Segment Start: Input material
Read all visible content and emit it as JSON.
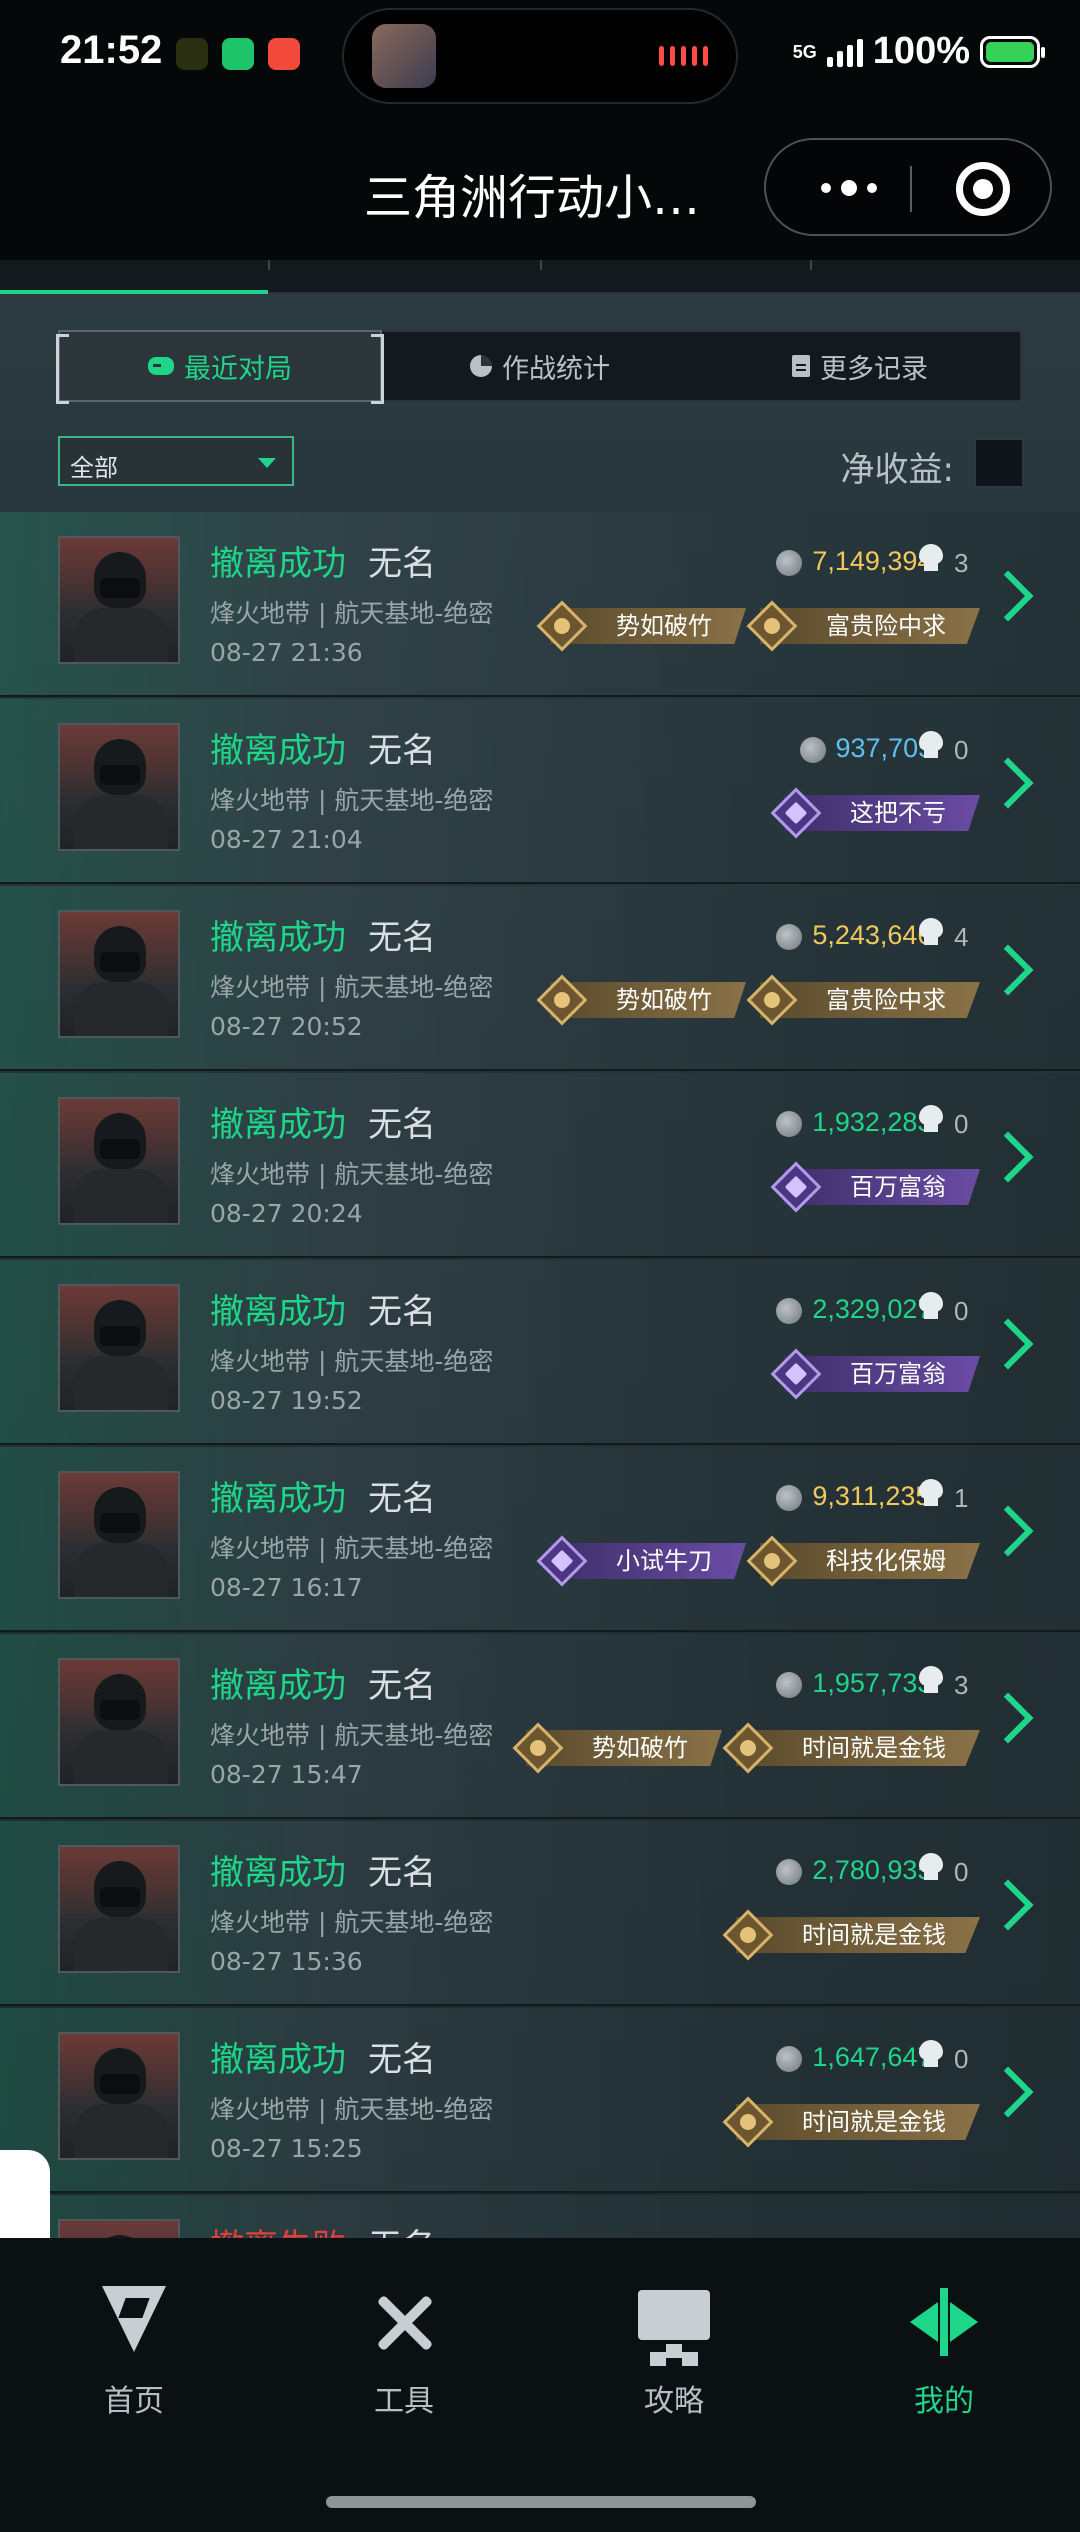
{
  "status_bar": {
    "time": "21:52",
    "network": "5G",
    "battery": "100%"
  },
  "nav": {
    "title": "三角洲行动小…"
  },
  "subtabs": [
    {
      "label": "最近对局",
      "active": true,
      "icon": "gamepad-icon"
    },
    {
      "label": "作战统计",
      "active": false,
      "icon": "pie-chart-icon"
    },
    {
      "label": "更多记录",
      "active": false,
      "icon": "document-icon"
    }
  ],
  "filter": {
    "selected": "全部"
  },
  "net_income_label": "净收益:",
  "rows": [
    {
      "status": "撤离成功",
      "name": "无名",
      "map": "烽火地带 | 航天基地-绝密",
      "time": "08-27 21:36",
      "value": "7,149,394",
      "value_color": "#f0c95a",
      "kills": "3",
      "badges": [
        {
          "label": "势如破竹",
          "kind": "gold"
        },
        {
          "label": "富贵险中求",
          "kind": "gold"
        }
      ]
    },
    {
      "status": "撤离成功",
      "name": "无名",
      "map": "烽火地带 | 航天基地-绝密",
      "time": "08-27 21:04",
      "value": "937,705",
      "value_color": "#5fc0f0",
      "kills": "0",
      "badges": [
        {
          "label": "这把不亏",
          "kind": "purple"
        }
      ]
    },
    {
      "status": "撤离成功",
      "name": "无名",
      "map": "烽火地带 | 航天基地-绝密",
      "time": "08-27 20:52",
      "value": "5,243,646",
      "value_color": "#f0c95a",
      "kills": "4",
      "badges": [
        {
          "label": "势如破竹",
          "kind": "gold"
        },
        {
          "label": "富贵险中求",
          "kind": "gold"
        }
      ]
    },
    {
      "status": "撤离成功",
      "name": "无名",
      "map": "烽火地带 | 航天基地-绝密",
      "time": "08-27 20:24",
      "value": "1,932,283",
      "value_color": "#1ed58a",
      "kills": "0",
      "badges": [
        {
          "label": "百万富翁",
          "kind": "purple"
        }
      ]
    },
    {
      "status": "撤离成功",
      "name": "无名",
      "map": "烽火地带 | 航天基地-绝密",
      "time": "08-27 19:52",
      "value": "2,329,027",
      "value_color": "#1ed58a",
      "kills": "0",
      "badges": [
        {
          "label": "百万富翁",
          "kind": "purple"
        }
      ]
    },
    {
      "status": "撤离成功",
      "name": "无名",
      "map": "烽火地带 | 航天基地-绝密",
      "time": "08-27 16:17",
      "value": "9,311,235",
      "value_color": "#f0c95a",
      "kills": "1",
      "badges": [
        {
          "label": "小试牛刀",
          "kind": "purple"
        },
        {
          "label": "科技化保姆",
          "kind": "gold"
        }
      ]
    },
    {
      "status": "撤离成功",
      "name": "无名",
      "map": "烽火地带 | 航天基地-绝密",
      "time": "08-27 15:47",
      "value": "1,957,733",
      "value_color": "#1ed58a",
      "kills": "3",
      "badges": [
        {
          "label": "势如破竹",
          "kind": "gold"
        },
        {
          "label": "时间就是金钱",
          "kind": "gold"
        }
      ]
    },
    {
      "status": "撤离成功",
      "name": "无名",
      "map": "烽火地带 | 航天基地-绝密",
      "time": "08-27 15:36",
      "value": "2,780,935",
      "value_color": "#1ed58a",
      "kills": "0",
      "badges": [
        {
          "label": "时间就是金钱",
          "kind": "gold"
        }
      ]
    },
    {
      "status": "撤离成功",
      "name": "无名",
      "map": "烽火地带 | 航天基地-绝密",
      "time": "08-27 15:25",
      "value": "1,647,647",
      "value_color": "#1ed58a",
      "kills": "0",
      "badges": [
        {
          "label": "时间就是金钱",
          "kind": "gold"
        }
      ]
    },
    {
      "status": "撤离失败",
      "name": "无名",
      "map": "",
      "time": "",
      "value": "",
      "value_color": "#1ed58a",
      "kills": "",
      "badges": [],
      "failed": true
    }
  ],
  "tabbar": [
    {
      "label": "首页",
      "icon": "home-logo-icon",
      "active": false
    },
    {
      "label": "工具",
      "icon": "tools-icon",
      "active": false
    },
    {
      "label": "攻略",
      "icon": "monitor-icon",
      "active": false
    },
    {
      "label": "我的",
      "icon": "profile-logo-icon",
      "active": true
    }
  ]
}
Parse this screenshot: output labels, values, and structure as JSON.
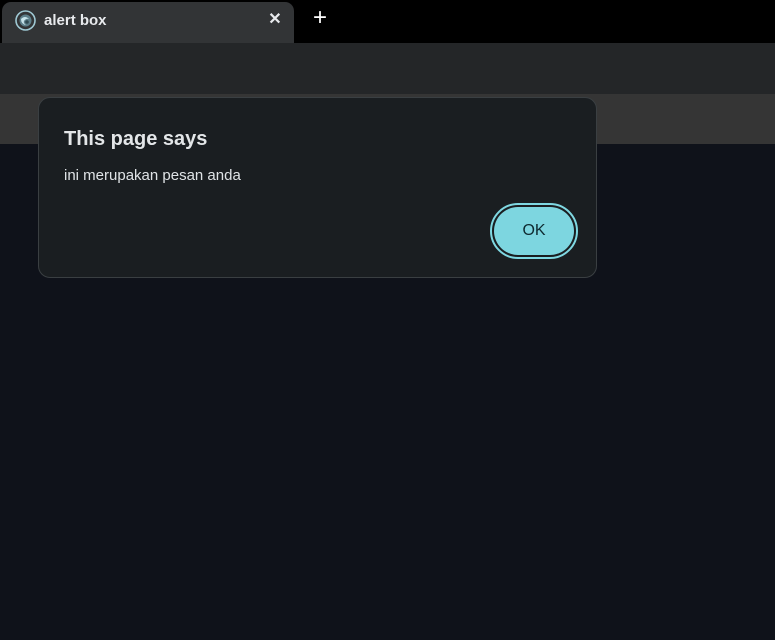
{
  "tab": {
    "title": "alert box",
    "favicon": "globe-spiral-icon",
    "close_glyph": "✕"
  },
  "new_tab": {
    "glyph": "+"
  },
  "dialog": {
    "title": "This page says",
    "message": "ini merupakan pesan anda",
    "ok_label": "OK"
  },
  "colors": {
    "accent": "#7dd6e0",
    "page_background": "#0f121a",
    "dialog_background": "#1a1e21"
  }
}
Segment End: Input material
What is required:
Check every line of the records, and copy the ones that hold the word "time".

Completed exercise:
    "time": "21:52",
      "time": "08-27 21:36",
      "time": "08-27 21:04",
      "time": "08-27 20:52",
      "time": "08-27 20:24",
      "time": "08-27 19:52",
      "time": "08-27 16:17",
      "time": "08-27 15:47",
      "time": "08-27 15:36",
      "time": "08-27 15:25",
      "time": "",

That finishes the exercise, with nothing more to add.